Colloquium Cognitive Systems

Toward Knowledge-Based Digital Engineering

Alexander Perzylo, Dr. Markus Rickert (fortiss München)
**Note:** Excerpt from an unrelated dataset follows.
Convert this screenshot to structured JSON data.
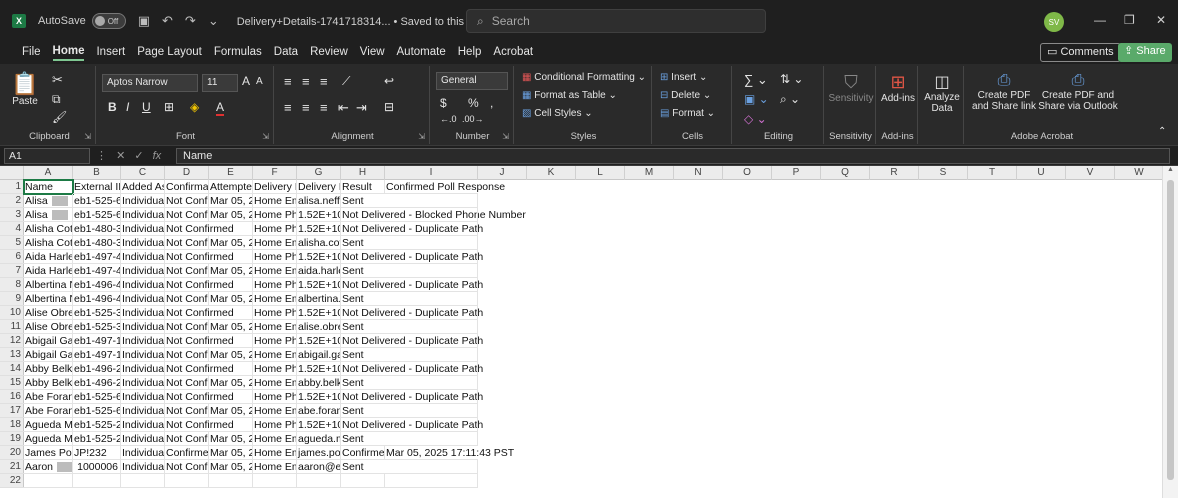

Abstract. Classical robot programming for industrial robots requires an explicit specification of individual low-level commands in order to achieve a certain result. In this approach, the robot is not aware of the context and overarching goal, while executing its program. Service robots on the other hand are expected to perform complex tasks based only on a high-level instruction. Typically, these instructions are heavily under-specified and formulate a goal without explaining in detail how it can be achieved.
In order to transfer such goal-oriented task specifications to industrial manufacturing processes, it is necessary to formally model various types of knowledge in a way that enables processing by a technical system. Semantic description languages encode common sense knowledge and domain specific knowledge on products, industrial processes, and robot workcells. Based on the product specification and the derived process requirements in combination with the capabilities of the robot system, a solution can be generated automatically.
In this talk, we present our knowledge-based approach to robot programming. It enables intuitive instruction of complex robot systems in a short time frame even for non-expert users. As a result, small lot production, common in small and medium-sized enterprises, becomes financially viable. In an extended digital engineering approach, in which all company data including product and production data is semantically annotated and linked, a fully automated generation of robot programs for a large number of product variations becomes feasible.
Dr. Markus Rickert
studied computer science at the Technische Universität München, where he received his doctorate in 2011. He is Head of Robotics at fortiss and has worked on several projects in the field of human-robot-interaction and digital engineering, including the EU FP6 project JAST (Joint-Action Science and Technology), the EU FP7 projects JAMES and SMErobotics and the nationally funded projects SpeedFactory, FarmExpert, and Data Backbone. His research interests include robotics, motion planning, human-robot interaction, cognitive systems, simulation, visualization, and software engineering.
Alexander Perzylo studied computer science at the Technische Universität München. From 2010 to 2013 he worked as a research assistant at the Robotics and Embedded Systems chair of Prof. Knoll. He was involved in the EU FP7 project RoboEarth, which worked toward a World Wide Web for robots. Since July 2013 he works at fortiss, where he was involved in various research and industrial projects, including EU FP7 project SMErobotics, the nationally funded projects SpeedFactory, BaSys 4.0, and Data Backbone. His research interests include robotics, knowledge-based systems, human robot interaction and natural language processing.